This is what the university has told Ucas about the criteria they expect applicants to satisfy; some may be compulsory, others may be preferable.

Have a question about this info? Learn more here

This is the percentage of applicants to this course who received an offer last year, through Ucas.

Have a question about this info? Learn more here

This is what the university has told Ucas about the course. Use it to get a quick idea about what makes it unique compared to similar courses, elsewhere.

Have a question about this info? Learn more here

Course location and department:

This is what the university has told Ucas about the course. Use it to get a quick idea about what makes it unique compared to similar courses, elsewhere.

Have a question about this info? Learn more here

Teaching Excellence Framework (TEF):

We've received this information from the Department for Education, via Ucas. This is how the university as a whole has been rated for its quality of teaching: gold silver or bronze. Note, not all universities have taken part in the TEF.

Have a question about this info? Learn more here

This information comes from the National Student Survey, an annual student survey of final-year students.
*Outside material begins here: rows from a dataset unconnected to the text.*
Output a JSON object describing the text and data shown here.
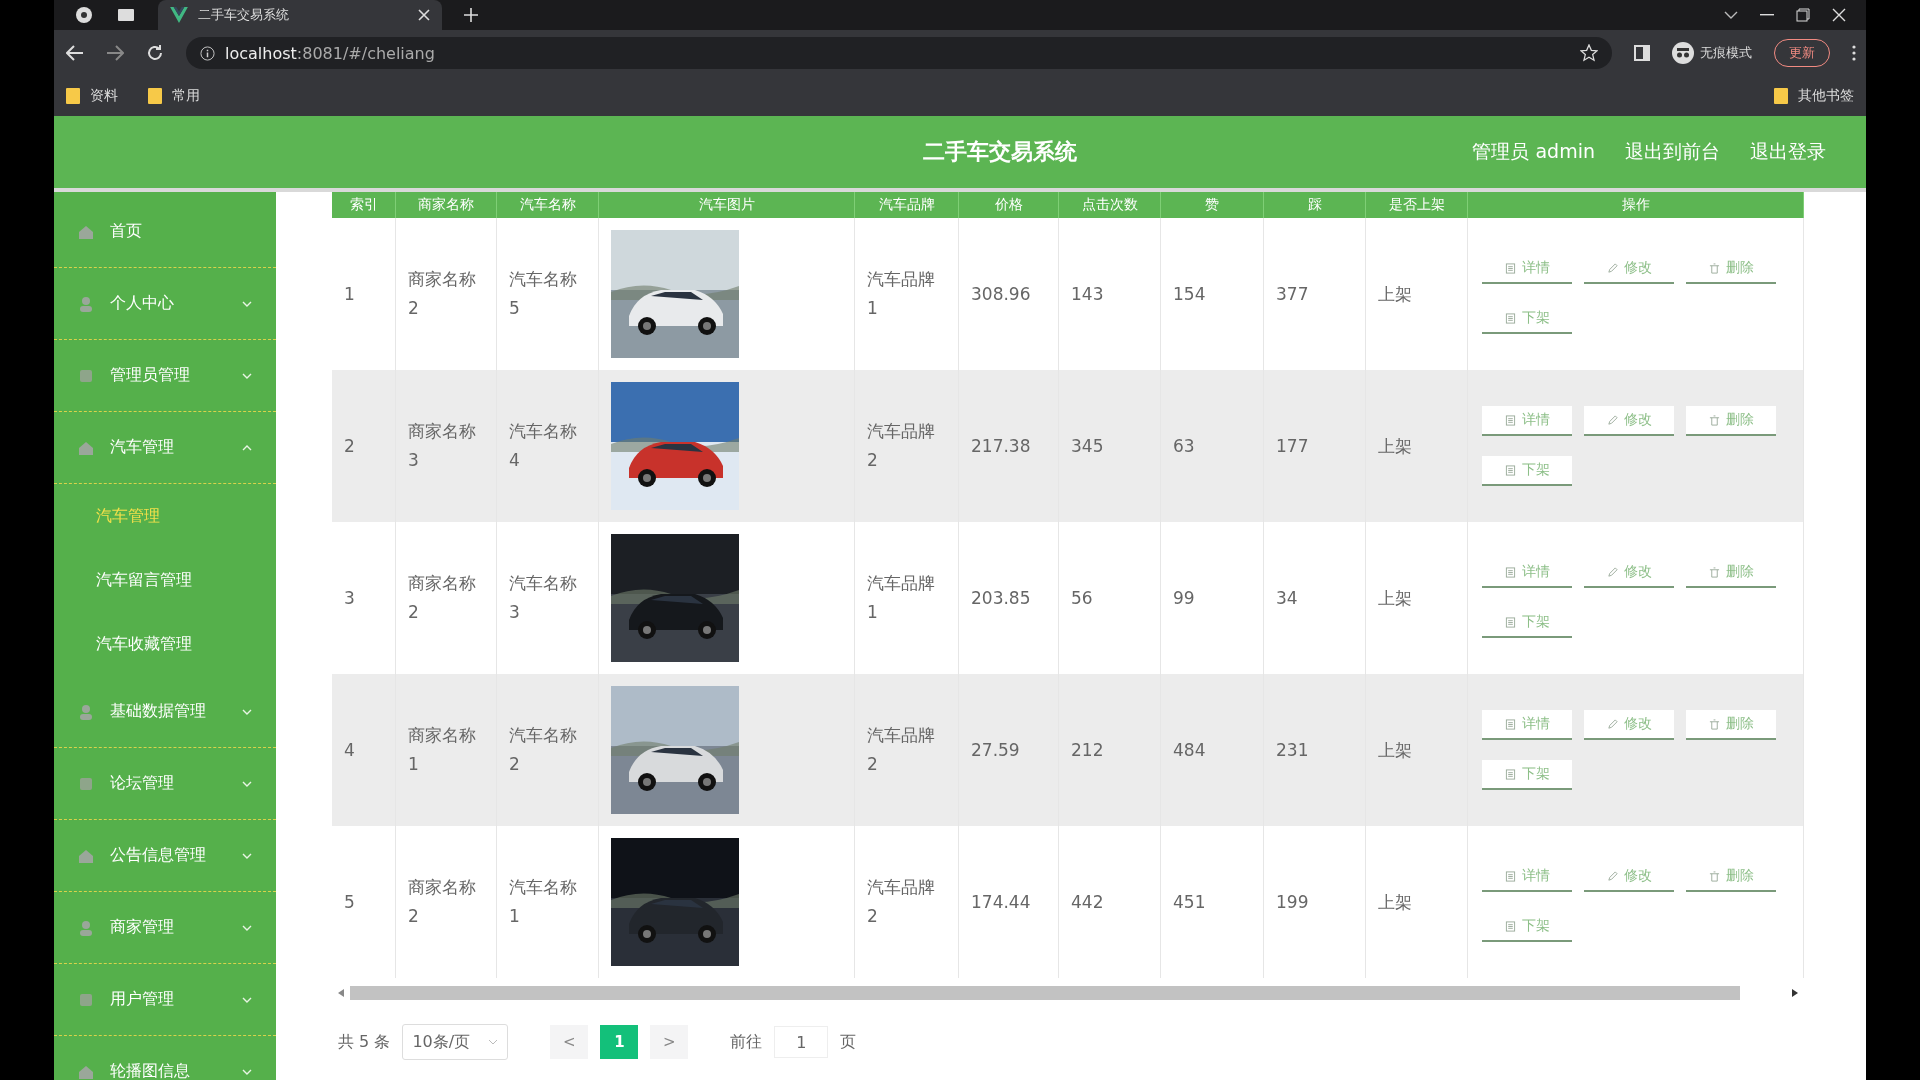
{
  "browser": {
    "tab_title": "二手车交易系统",
    "url_host": "localhost",
    "url_rest": ":8081/#/cheliang",
    "incognito": "无痕模式",
    "update": "更新",
    "bookmarks": [
      "资料",
      "常用"
    ],
    "other_bookmarks": "其他书签"
  },
  "header": {
    "title": "二手车交易系统",
    "user": "管理员 admin",
    "links": [
      "退出到前台",
      "退出登录"
    ]
  },
  "sidebar": {
    "items": [
      {
        "label": "首页",
        "kind": "link"
      },
      {
        "label": "个人中心",
        "kind": "menu",
        "expanded": false
      },
      {
        "label": "管理员管理",
        "kind": "menu",
        "expanded": false
      },
      {
        "label": "汽车管理",
        "kind": "menu",
        "expanded": true,
        "children": [
          {
            "label": "汽车管理",
            "selected": true
          },
          {
            "label": "汽车留言管理",
            "selected": false
          },
          {
            "label": "汽车收藏管理",
            "selected": false
          }
        ]
      },
      {
        "label": "基础数据管理",
        "kind": "menu",
        "expanded": false
      },
      {
        "label": "论坛管理",
        "kind": "menu",
        "expanded": false
      },
      {
        "label": "公告信息管理",
        "kind": "menu",
        "expanded": false
      },
      {
        "label": "商家管理",
        "kind": "menu",
        "expanded": false
      },
      {
        "label": "用户管理",
        "kind": "menu",
        "expanded": false
      },
      {
        "label": "轮播图信息",
        "kind": "menu",
        "expanded": false
      }
    ]
  },
  "table": {
    "columns": [
      "索引",
      "商家名称",
      "汽车名称",
      "汽车图片",
      "汽车品牌",
      "价格",
      "点击次数",
      "赞",
      "踩",
      "是否上架",
      "操作"
    ],
    "rows": [
      {
        "cells": [
          "1",
          "商家名称2",
          "汽车名称5",
          {
            "kind": "picture"
          },
          "汽车品牌1",
          "308.96",
          "143",
          "154",
          "377",
          "上架"
        ],
        "actions": [
          "详情",
          "修改",
          "删除",
          "下架"
        ]
      },
      {
        "cells": [
          "2",
          "商家名称3",
          "汽车名称4",
          {
            "kind": "picture"
          },
          "汽车品牌2",
          "217.38",
          "345",
          "63",
          "177",
          "上架"
        ],
        "actions": [
          "详情",
          "修改",
          "删除",
          "下架"
        ]
      },
      {
        "cells": [
          "3",
          "商家名称2",
          "汽车名称3",
          {
            "kind": "picture"
          },
          "汽车品牌1",
          "203.85",
          "56",
          "99",
          "34",
          "上架"
        ],
        "actions": [
          "详情",
          "修改",
          "删除",
          "下架"
        ]
      },
      {
        "cells": [
          "4",
          "商家名称1",
          "汽车名称2",
          {
            "kind": "picture"
          },
          "汽车品牌2",
          "27.59",
          "212",
          "484",
          "231",
          "上架"
        ],
        "actions": [
          "详情",
          "修改",
          "删除",
          "下架"
        ]
      },
      {
        "cells": [
          "5",
          "商家名称2",
          "汽车名称1",
          {
            "kind": "picture"
          },
          "汽车品牌2",
          "174.44",
          "442",
          "451",
          "199",
          "上架"
        ],
        "actions": [
          "详情",
          "修改",
          "删除",
          "下架"
        ]
      }
    ]
  },
  "pagination": {
    "total": "共 5 条",
    "page_size": "10条/页",
    "prev": "<",
    "pages": [
      {
        "label": "1",
        "selected": true
      }
    ],
    "next": ">",
    "goto": "前往",
    "goto_value": "1",
    "page_unit": "页"
  }
}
You can use this to see how satisfied students studying this subject area at this university, are (not the individual course).

We calculate a mean rating of all responses to indicate whether this is high, medium or low compared to the same subject area at other universities.

Have a question about this info? Learn more here

This information is from the Higher Education Statistics Agency (HESA).

You can use this to get an idea of who you might share a lecture with and how they progressed in this subject, here. It's also worth comparing typical A-level subjects and grades students achieved with the current course entry requirements; similarities or differences here could indicate how flexible (or not) a university might be.

Have a question about this info? Learn more here

Post-six month graduation stats:

This is from the Destinations of Leavers from Higher Education Survey, based on responses from graduates who studied the same subject area here.

It offers a snapshot of what grads went on to do six months later, what they were earning on average, and whether they felt their degree helped them obtain a 'graduate role'. We calculate a mean rating to indicate if this is high, medium or low compared to other universities.

Have a question about this info? Learn more here

Graduate field commentary:

The Higher Education Careers Services Unit have provided some further context for all graduates in this subject area, including details that numbers alone might not show

Have a question about this info? Learn more here

The Longitudinal Educational Outcomes dataset combines HRMC earnings data with student records from the Higher Education Statistics Agency.

While there are lots of factors at play when it comes to your future earnings, use this as a rough timeline of what graduates in this subject area were earning on average one, three and five years later. Can you see a steady increase in salary, or did grads need some experience under their belt before seeing a nice bump up in their pay packet?

Have a question about this info? Learn more here